Action for Change supports and inspires Girlguiding members to complete a year-long project on an issue that's important to them.

That shocked me and I decided to do some research. I discovered there’s a shortfall of 20,000 engineers in the UK, and although women make up only 9% of the profession, their contributions are significant, particularly in fields such as environmental protection – from Mary Walton’s methods to reduce coal smoke pollution in 1879, to Inna Braverman’s innovations in using ocean waves for power in recent years.

So, when I heard about Action for Change, I knew I wanted to run a project on getting more girls into engineering and removing the stigma around the subject.

Listening to girls and talking to the BBC

First of all, I was given help setting up a Twitter account to promote the campaign, and I became good at seeking out influential people to follow and reach out to. Then I created a survey to help me understand girls’ opinions on the issue.

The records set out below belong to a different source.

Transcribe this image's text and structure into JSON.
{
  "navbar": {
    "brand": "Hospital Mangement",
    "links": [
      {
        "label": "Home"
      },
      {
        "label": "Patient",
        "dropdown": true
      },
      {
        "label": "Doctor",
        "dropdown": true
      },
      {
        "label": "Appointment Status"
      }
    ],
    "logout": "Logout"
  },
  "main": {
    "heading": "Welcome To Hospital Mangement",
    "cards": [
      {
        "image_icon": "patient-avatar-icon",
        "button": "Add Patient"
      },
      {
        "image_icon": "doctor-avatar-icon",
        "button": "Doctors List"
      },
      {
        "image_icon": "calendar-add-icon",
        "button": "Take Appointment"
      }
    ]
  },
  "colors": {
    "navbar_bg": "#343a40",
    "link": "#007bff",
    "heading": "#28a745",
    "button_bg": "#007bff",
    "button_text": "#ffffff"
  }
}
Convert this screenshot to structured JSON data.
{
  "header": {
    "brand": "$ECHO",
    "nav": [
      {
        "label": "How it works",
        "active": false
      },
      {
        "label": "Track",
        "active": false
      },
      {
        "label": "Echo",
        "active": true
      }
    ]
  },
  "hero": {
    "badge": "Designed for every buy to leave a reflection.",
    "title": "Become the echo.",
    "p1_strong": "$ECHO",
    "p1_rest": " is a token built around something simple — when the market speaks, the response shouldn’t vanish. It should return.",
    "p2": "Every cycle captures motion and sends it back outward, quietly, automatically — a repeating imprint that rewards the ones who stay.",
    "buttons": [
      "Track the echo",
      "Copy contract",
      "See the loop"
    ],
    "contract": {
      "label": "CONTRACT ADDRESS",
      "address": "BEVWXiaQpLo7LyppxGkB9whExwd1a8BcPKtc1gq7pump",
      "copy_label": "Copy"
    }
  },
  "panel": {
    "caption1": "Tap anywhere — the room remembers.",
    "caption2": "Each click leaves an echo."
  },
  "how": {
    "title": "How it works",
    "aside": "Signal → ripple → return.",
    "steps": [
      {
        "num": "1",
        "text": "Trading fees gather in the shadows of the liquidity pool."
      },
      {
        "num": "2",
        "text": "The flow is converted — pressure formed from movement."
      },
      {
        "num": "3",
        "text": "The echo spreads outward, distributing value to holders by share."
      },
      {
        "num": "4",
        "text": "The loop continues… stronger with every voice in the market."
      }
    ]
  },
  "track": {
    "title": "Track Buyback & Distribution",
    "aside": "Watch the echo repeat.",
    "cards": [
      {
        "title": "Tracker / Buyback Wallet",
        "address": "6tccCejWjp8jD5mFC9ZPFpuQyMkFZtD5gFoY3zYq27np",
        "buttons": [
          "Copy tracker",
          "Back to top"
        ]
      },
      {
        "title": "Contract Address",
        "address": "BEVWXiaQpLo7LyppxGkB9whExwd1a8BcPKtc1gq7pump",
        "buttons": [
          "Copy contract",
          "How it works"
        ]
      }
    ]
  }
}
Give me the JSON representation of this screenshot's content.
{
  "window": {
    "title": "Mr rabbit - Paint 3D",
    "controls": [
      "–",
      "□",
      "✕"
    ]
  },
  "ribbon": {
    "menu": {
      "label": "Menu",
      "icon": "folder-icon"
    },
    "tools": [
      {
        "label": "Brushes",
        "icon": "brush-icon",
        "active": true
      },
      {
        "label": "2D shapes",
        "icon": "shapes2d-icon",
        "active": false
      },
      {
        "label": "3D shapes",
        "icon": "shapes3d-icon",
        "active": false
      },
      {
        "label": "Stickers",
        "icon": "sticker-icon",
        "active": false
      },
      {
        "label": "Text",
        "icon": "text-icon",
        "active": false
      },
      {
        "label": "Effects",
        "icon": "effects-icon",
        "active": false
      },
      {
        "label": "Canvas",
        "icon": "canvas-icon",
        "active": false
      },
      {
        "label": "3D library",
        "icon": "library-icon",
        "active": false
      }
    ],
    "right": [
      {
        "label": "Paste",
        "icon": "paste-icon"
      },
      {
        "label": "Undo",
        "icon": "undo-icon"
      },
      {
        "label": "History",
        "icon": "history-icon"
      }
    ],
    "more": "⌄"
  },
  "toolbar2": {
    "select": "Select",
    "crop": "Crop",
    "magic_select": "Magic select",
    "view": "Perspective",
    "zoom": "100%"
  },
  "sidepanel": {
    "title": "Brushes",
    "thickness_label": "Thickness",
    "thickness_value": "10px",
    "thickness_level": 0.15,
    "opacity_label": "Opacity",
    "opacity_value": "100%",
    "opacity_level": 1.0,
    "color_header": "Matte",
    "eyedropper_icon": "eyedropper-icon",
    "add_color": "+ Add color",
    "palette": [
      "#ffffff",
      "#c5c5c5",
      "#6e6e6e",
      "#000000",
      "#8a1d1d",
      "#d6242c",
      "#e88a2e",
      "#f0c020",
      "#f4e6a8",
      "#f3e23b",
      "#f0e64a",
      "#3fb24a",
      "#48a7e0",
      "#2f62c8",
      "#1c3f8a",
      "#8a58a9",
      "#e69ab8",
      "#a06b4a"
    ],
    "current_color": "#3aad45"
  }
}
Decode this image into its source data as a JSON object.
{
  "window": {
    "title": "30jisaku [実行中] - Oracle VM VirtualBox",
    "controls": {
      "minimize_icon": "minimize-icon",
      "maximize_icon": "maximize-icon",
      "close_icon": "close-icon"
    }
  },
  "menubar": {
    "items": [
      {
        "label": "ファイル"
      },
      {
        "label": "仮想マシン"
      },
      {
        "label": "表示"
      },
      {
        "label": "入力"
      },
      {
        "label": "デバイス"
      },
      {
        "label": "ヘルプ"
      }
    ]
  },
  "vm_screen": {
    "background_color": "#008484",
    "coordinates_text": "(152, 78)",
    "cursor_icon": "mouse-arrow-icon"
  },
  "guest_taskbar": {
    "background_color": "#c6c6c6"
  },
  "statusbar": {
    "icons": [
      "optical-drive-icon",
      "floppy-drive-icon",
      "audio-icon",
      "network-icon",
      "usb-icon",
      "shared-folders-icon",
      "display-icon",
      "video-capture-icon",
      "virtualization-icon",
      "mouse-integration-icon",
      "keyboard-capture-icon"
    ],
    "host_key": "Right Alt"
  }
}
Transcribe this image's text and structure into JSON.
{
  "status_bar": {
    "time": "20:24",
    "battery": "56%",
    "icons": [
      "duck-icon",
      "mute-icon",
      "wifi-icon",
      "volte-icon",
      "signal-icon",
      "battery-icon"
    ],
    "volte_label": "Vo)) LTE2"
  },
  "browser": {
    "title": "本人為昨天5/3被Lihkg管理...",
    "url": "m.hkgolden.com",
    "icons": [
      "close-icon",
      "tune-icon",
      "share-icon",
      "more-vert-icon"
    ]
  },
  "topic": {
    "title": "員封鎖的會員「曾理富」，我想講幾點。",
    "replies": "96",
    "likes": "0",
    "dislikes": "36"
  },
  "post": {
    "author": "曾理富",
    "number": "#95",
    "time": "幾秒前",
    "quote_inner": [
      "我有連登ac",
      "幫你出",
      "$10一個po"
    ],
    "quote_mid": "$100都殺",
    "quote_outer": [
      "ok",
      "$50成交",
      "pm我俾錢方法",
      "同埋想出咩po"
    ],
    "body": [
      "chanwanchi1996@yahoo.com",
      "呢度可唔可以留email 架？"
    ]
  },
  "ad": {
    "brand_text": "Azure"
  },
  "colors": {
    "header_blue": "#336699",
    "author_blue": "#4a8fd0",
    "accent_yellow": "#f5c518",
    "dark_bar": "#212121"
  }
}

I found that 77% of the 234 girls who responded to my survey were interested in studying engineering, but only 27% said they had the opportunity to. I created a report of my findings and it got a lot of attention – I spoke to people from major engineering companies and the head of the women’s engineering society in America. I was even interviewed by the BBC! It’s really boosted my confidence, and made me certain that I want to go into engineering.

My next move will be to approach educational groups and politicians, including Nicola Sturgeon. I also want to create an activity book for other guiding units with information about what engineering is and examples of role models, so girls can learn about the subject if they don’t have the opportunity to study it.

Being part of Girlguiding has broadened my understanding of the world

Action for Change teaches you all the steps you need to take to really change something. 
It has allowed me to voice issues that directly affect my peers and I, and connect with others who can further influence my campaign. I’ve definitely become more confident, and gained new skills, such as developing my communication, online presence and influence and analytical skills.

When at the pilot of Action for Change in Edinburgh, I met so many inspiring girls with exciting and important ideas for projects, and it was great to catch up with them later at the Recharge event to see what they had been up to. This has definitely inspired me to continue my project further.

Being a part of the Girlguiding family has broadened my knowledge and understanding of the world. And has taught me the importance of gathering and voicing opinions.

I would encourage girls who feel passionately about an issue to join Action for change to receive expert guidance and mentorship to reach their targets. Girlguiding will help your voice to be heard, and help you to decide the correct way to create change.